The Central States Pension Fund, which pays pension benefits to workers and retirees from over 1,500 companies, is saying that it will need to slash benefits for 273,000 current and future retirees. According to executive director Thomas Nyhan, if the cuts are not made, it’s likely the fund will run out of money within the next 10 years. Before a law passed last year, these kinds of cuts would have been illegal, but now, multi-employer pension funds can reduce benefits if they’re at risk of running out of money.
While the cuts are not uniform, and older retirees and widows will be spared much of the pain, the reductions will average about 23 percent, and may begin as soon as summer of 2016.

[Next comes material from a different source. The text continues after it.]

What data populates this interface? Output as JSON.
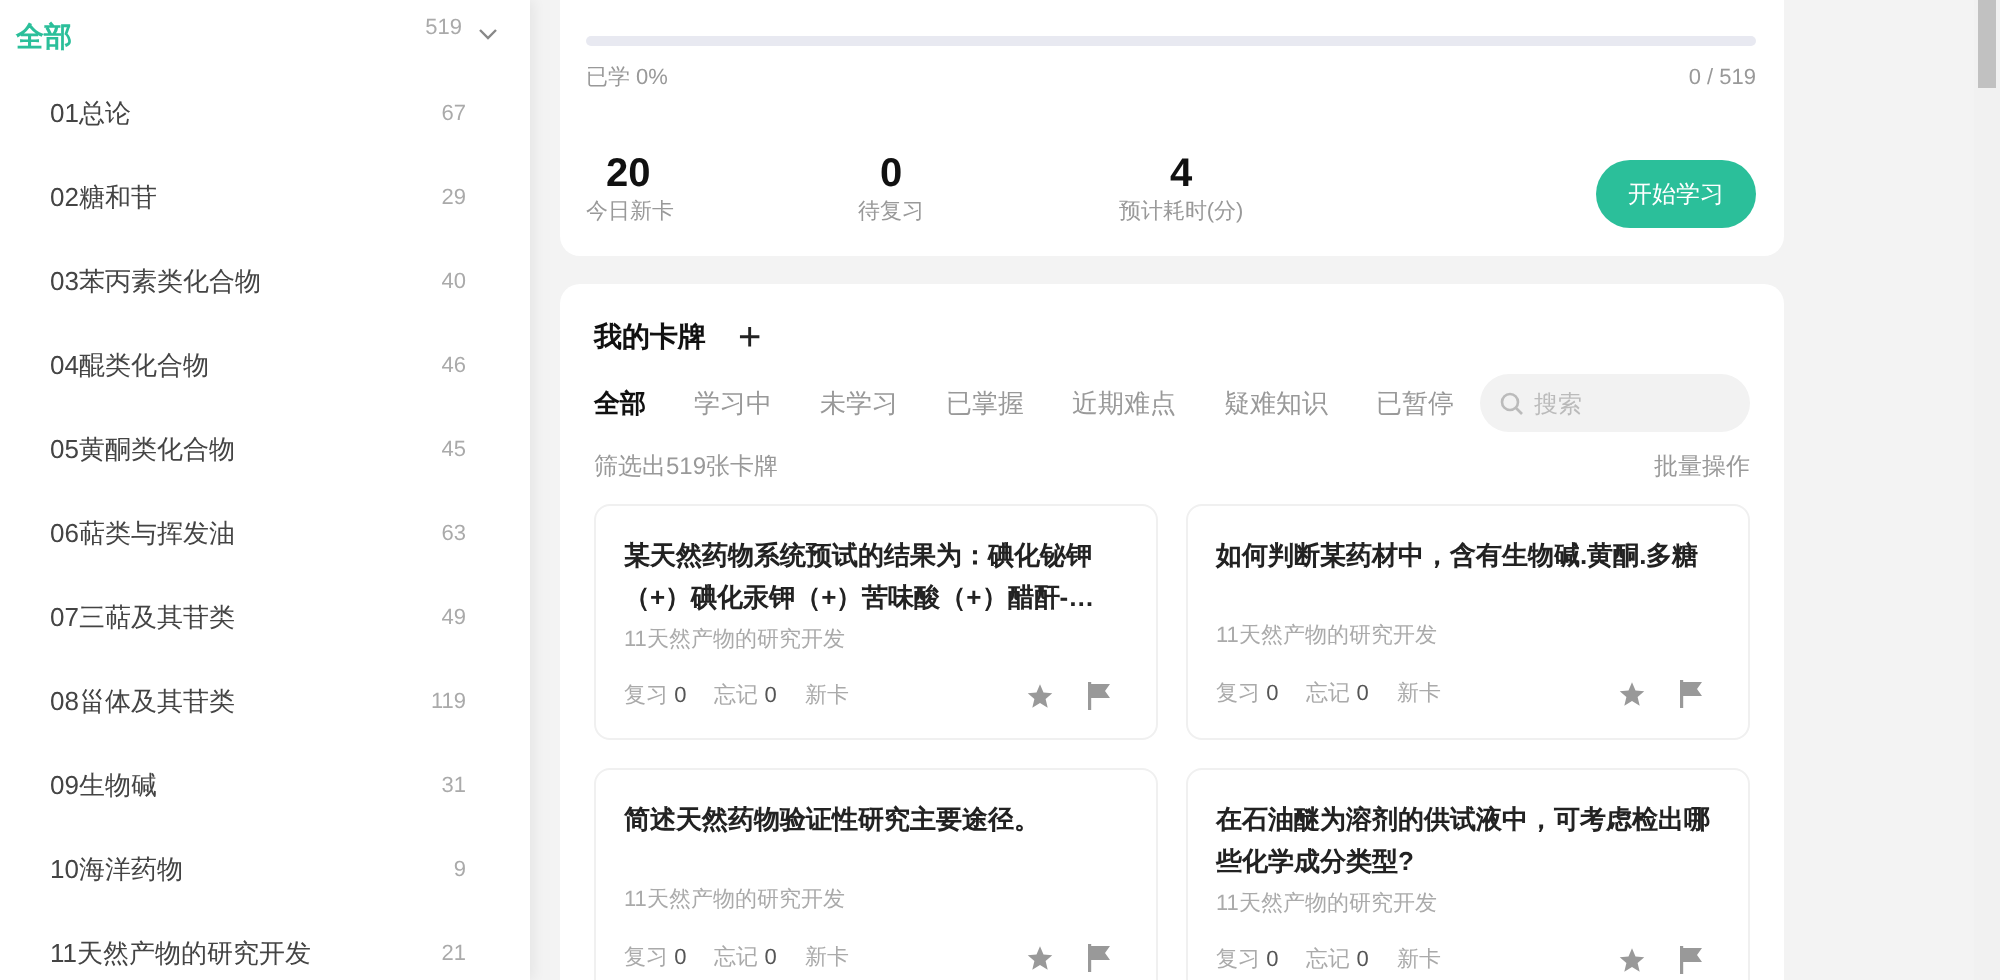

Although there are several reasons for the overwhelming financial pressure on the fund, the stunning change in worker-to-retiree ratio over the last three-plus decades is surely a big component of the troubles; in 1980, for each retiree, the fund had four active workers – now, there are five retirees for each active worker.
An additional, ominous sign is that the Pension Benefit Guaranty Corporation, which is the insurer of these funds, is also at risk of going under.
There has been some effort made in recent years by Democrats to pass legislation that would allow taxpayer money to be used to bail out pension funds, but that ended up going nowhere, and it is generally believed that the public climate is particularly bad right now for trying to garner support on behalf of such a bailout.